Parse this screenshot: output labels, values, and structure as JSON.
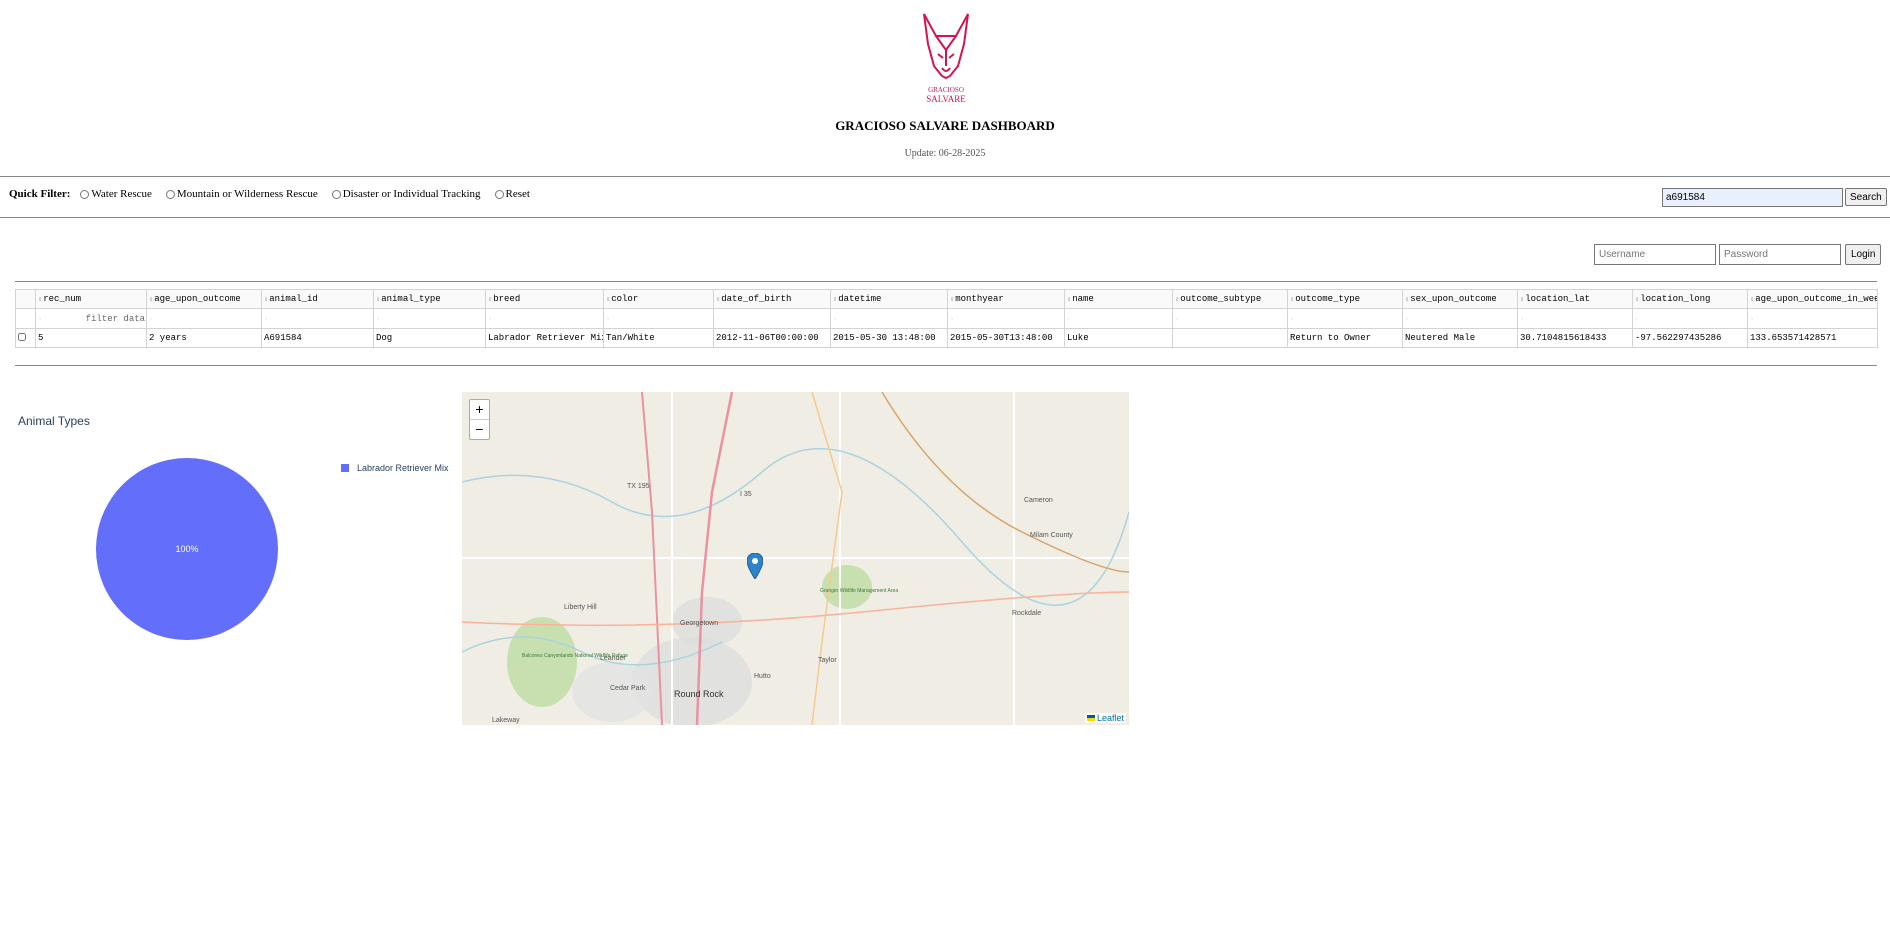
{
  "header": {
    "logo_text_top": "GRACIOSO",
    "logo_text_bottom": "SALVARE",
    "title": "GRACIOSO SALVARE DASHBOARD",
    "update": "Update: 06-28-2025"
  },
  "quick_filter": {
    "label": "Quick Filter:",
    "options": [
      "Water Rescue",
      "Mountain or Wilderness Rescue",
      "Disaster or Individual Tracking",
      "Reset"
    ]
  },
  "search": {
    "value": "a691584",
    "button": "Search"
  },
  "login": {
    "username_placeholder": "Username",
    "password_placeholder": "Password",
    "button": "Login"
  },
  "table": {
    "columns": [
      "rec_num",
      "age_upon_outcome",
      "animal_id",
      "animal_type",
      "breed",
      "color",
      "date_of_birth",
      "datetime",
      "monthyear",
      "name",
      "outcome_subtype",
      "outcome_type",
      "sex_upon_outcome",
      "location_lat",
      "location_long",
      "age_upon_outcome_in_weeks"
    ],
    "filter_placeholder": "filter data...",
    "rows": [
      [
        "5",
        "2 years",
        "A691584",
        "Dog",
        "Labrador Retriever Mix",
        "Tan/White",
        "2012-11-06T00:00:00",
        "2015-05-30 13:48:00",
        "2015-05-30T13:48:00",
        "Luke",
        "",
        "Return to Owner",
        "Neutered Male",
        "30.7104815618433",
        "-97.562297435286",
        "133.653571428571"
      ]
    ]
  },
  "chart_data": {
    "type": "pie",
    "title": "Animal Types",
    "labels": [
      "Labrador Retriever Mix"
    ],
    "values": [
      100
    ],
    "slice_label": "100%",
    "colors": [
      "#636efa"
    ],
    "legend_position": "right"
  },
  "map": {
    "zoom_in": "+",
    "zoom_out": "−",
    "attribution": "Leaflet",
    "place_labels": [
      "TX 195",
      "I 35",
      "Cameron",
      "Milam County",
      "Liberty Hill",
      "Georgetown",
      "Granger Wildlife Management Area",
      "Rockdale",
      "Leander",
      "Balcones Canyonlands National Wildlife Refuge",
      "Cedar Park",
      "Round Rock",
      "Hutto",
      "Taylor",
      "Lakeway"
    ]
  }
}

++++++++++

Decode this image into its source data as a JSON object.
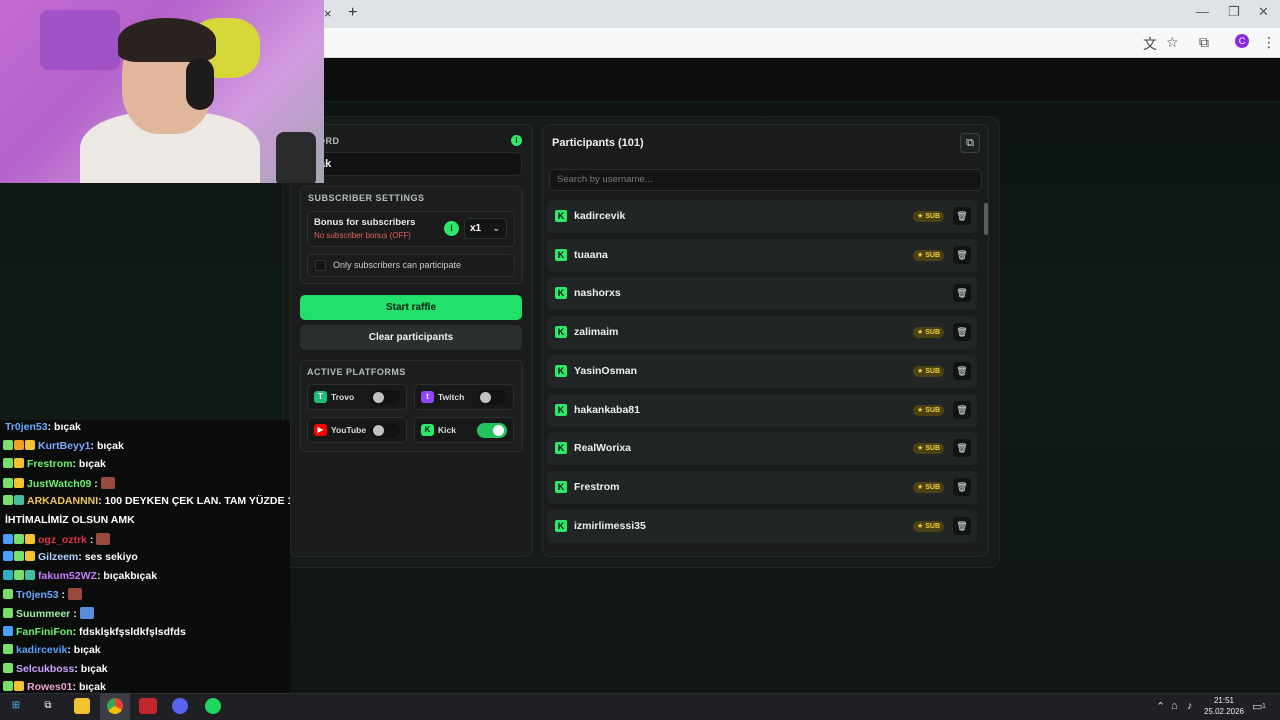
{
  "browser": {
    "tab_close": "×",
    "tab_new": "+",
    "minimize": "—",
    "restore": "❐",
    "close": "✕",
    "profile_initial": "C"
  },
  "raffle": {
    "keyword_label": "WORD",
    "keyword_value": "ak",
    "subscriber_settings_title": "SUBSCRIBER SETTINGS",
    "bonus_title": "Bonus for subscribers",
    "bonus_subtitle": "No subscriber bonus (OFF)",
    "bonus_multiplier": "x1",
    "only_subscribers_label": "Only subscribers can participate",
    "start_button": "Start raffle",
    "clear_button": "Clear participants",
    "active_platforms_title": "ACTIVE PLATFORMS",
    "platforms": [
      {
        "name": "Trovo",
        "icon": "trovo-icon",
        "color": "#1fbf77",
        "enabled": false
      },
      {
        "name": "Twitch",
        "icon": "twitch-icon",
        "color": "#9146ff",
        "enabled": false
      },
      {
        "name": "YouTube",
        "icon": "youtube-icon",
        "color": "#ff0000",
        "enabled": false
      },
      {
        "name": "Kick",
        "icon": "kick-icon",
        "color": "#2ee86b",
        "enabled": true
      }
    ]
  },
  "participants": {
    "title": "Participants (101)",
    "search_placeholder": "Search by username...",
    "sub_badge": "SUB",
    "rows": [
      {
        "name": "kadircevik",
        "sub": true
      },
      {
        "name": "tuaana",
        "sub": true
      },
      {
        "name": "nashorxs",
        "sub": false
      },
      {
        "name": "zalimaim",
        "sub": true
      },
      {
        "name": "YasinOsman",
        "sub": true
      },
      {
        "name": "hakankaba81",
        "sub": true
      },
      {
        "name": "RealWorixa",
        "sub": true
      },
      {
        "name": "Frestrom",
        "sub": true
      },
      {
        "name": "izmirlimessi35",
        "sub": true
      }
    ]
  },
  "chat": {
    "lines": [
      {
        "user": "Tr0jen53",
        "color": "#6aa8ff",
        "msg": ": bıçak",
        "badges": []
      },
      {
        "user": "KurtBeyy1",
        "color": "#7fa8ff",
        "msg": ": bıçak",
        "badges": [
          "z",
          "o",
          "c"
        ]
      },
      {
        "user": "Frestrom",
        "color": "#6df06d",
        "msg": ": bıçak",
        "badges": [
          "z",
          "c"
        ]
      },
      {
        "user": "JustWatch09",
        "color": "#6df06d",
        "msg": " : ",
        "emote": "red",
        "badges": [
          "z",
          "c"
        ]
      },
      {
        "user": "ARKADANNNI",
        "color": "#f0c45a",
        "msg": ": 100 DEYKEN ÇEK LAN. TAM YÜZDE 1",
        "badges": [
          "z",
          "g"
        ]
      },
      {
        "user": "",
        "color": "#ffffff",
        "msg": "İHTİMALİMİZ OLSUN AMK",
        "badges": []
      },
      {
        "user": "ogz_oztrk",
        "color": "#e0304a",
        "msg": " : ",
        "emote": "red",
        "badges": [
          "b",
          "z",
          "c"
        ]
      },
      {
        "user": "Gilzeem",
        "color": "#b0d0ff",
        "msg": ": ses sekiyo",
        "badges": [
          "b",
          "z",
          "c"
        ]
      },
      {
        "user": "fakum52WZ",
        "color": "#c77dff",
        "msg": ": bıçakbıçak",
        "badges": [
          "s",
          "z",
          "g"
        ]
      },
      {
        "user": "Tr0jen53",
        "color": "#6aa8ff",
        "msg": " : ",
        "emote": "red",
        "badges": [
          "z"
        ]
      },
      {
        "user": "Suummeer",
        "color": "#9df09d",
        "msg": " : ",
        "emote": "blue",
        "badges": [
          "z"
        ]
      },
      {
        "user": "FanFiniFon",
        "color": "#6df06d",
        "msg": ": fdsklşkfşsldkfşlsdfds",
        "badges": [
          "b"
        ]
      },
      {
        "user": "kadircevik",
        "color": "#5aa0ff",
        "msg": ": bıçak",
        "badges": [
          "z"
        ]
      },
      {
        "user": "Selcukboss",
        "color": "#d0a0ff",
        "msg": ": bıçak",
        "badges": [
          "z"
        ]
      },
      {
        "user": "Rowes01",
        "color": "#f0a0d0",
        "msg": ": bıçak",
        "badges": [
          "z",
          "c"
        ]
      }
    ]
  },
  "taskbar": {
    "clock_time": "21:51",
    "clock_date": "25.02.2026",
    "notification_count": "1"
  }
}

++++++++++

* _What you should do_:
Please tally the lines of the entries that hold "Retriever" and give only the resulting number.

* _Answer section_:
2